** Being primarily concerned with their fundamental needs
** Remaining loyal and accountable to them in a way which is understanding and
strong. ADVOCACY MYTHS & MISCONCEPTIONS Myths and misconceptions about disabilities are common. These incorrect assumptions are often triggered by fear, lack of
understanding and/or prejudice.
Promoting negative images of a disability is a form of discrimination because it creates barriers to full citizenship for
people who have a disability. Myth #1: A person’s disability defines who they are as an individual. People often label individuals with a disability according to their condition or limitations.
Fact: It is common in our daily lives to hear references such as “the disabled” or “the epileptic.” Individuals with disabilities are people first. Remember the slogan “Label Jars, Not People.” Myth #2: People with disabilities are sick and in
Fact: People with disabilities are like people without
disabilities. People get sick on occasion or sometimes may be
in pain. People with disabilities typically do not suffer or experience pain due to their condition. Myth #3: People with disabilities are brave, courageous and inspirational for living
with their disability.
Fact: People with disabilities are often portrayed as superhuman or courageous as
they triumph over adversity. George Covington, a writer who is blind, has said,
“We’re seen as inspirational, and inspiration sells like hotcakes. My disability isn’t a
burden: having to be so darned inspirational is.” Myth #4: People with disabilities are special and should be treated differently.

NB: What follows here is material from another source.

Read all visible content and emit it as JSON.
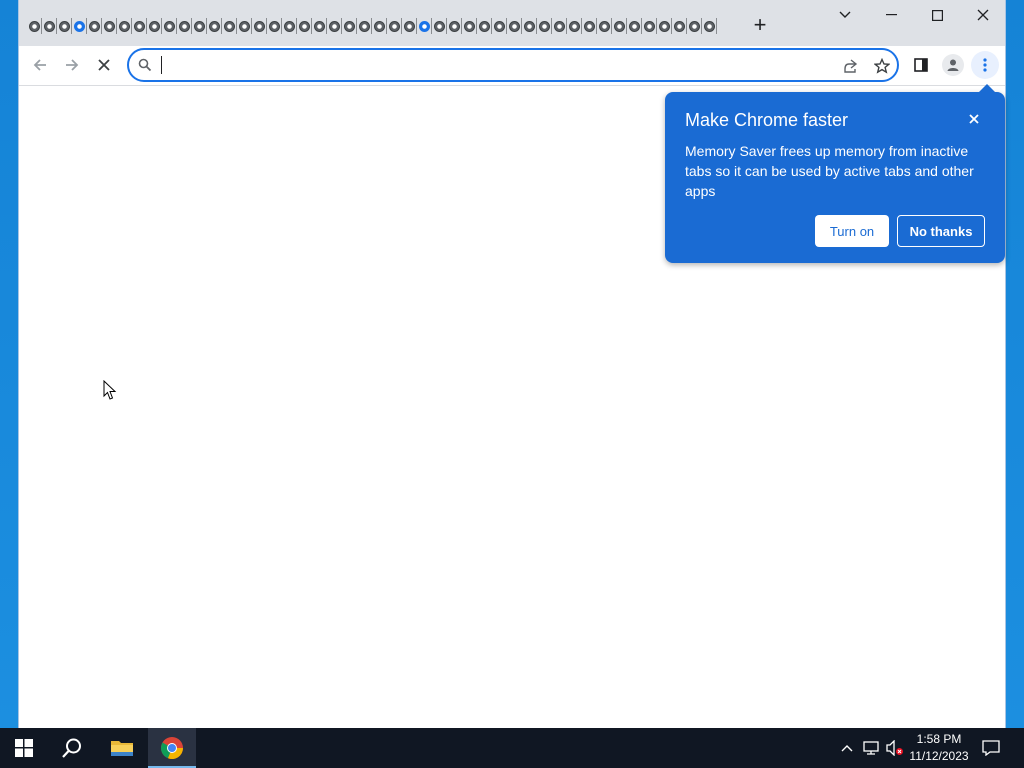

Fact: The label of “special” in reference to a person with a disability does not convey equality. Expectations for success should not be underestimated to accommodate the “special” label that is associated with people with disabilities. Myth #5: People with disabilities are dependent and always need help.
Fact: People with disabilities may require help on occasion; however, disability does not mean dependency. It is always a good strategy not to assume a person with a disability needs assistance. Just ask! INCLUSION CAN AND SHOULD OCCUR... LOOK AT ME... NOT MY DISABILITY